___ RECORD EXTRACTS

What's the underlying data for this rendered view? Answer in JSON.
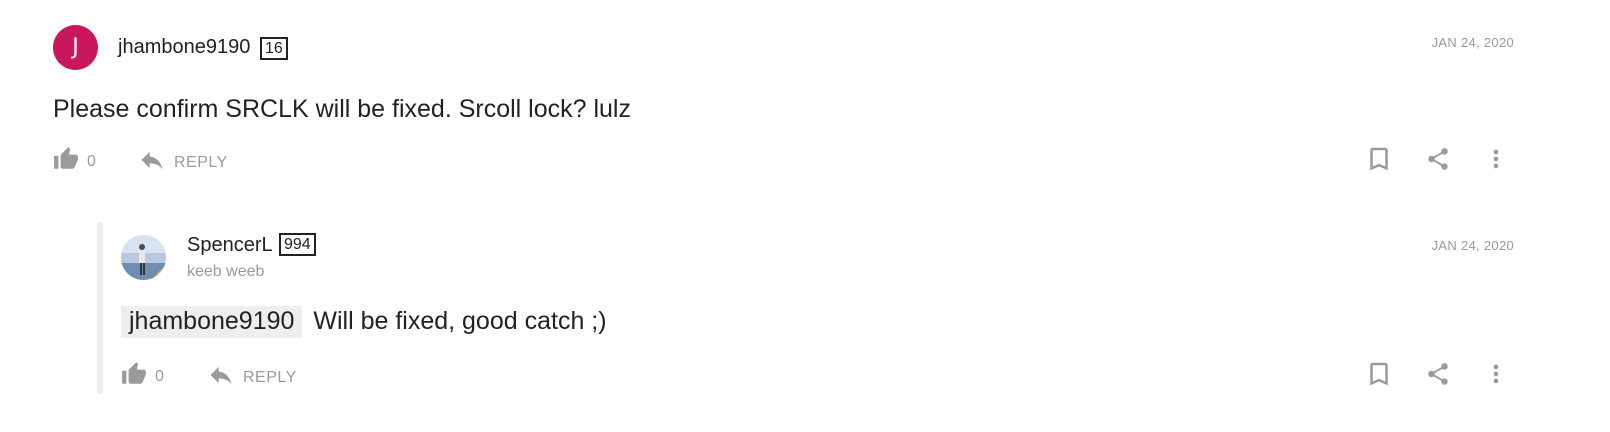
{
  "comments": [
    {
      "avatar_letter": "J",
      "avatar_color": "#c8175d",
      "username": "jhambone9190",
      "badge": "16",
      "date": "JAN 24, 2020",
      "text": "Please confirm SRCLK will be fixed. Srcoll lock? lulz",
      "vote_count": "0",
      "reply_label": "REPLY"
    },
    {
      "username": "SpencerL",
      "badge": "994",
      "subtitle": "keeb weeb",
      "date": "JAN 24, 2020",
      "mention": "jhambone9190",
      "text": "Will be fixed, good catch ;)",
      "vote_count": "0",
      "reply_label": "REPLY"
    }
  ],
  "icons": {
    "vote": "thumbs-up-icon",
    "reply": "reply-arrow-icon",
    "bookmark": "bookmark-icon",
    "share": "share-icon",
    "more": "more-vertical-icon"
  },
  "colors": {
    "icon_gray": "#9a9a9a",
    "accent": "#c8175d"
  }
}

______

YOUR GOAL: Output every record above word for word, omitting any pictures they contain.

RESULT FOR THIS TASK:
What's the underlying data for this rendered view? Answer in JSON.
{
  "comments": [
    {
      "avatar_letter": "J",
      "avatar_color": "#c8175d",
      "username": "jhambone9190",
      "badge": "16",
      "date": "JAN 24, 2020",
      "text": "Please confirm SRCLK will be fixed. Srcoll lock? lulz",
      "vote_count": "0",
      "reply_label": "REPLY"
    },
    {
      "username": "SpencerL",
      "badge": "994",
      "subtitle": "keeb weeb",
      "date": "JAN 24, 2020",
      "mention": "jhambone9190",
      "text": "Will be fixed, good catch ;)",
      "vote_count": "0",
      "reply_label": "REPLY"
    }
  ],
  "icons": {
    "vote": "thumbs-up-icon",
    "reply": "reply-arrow-icon",
    "bookmark": "bookmark-icon",
    "share": "share-icon",
    "more": "more-vertical-icon"
  },
  "colors": {
    "icon_gray": "#9a9a9a",
    "accent": "#c8175d"
  }
}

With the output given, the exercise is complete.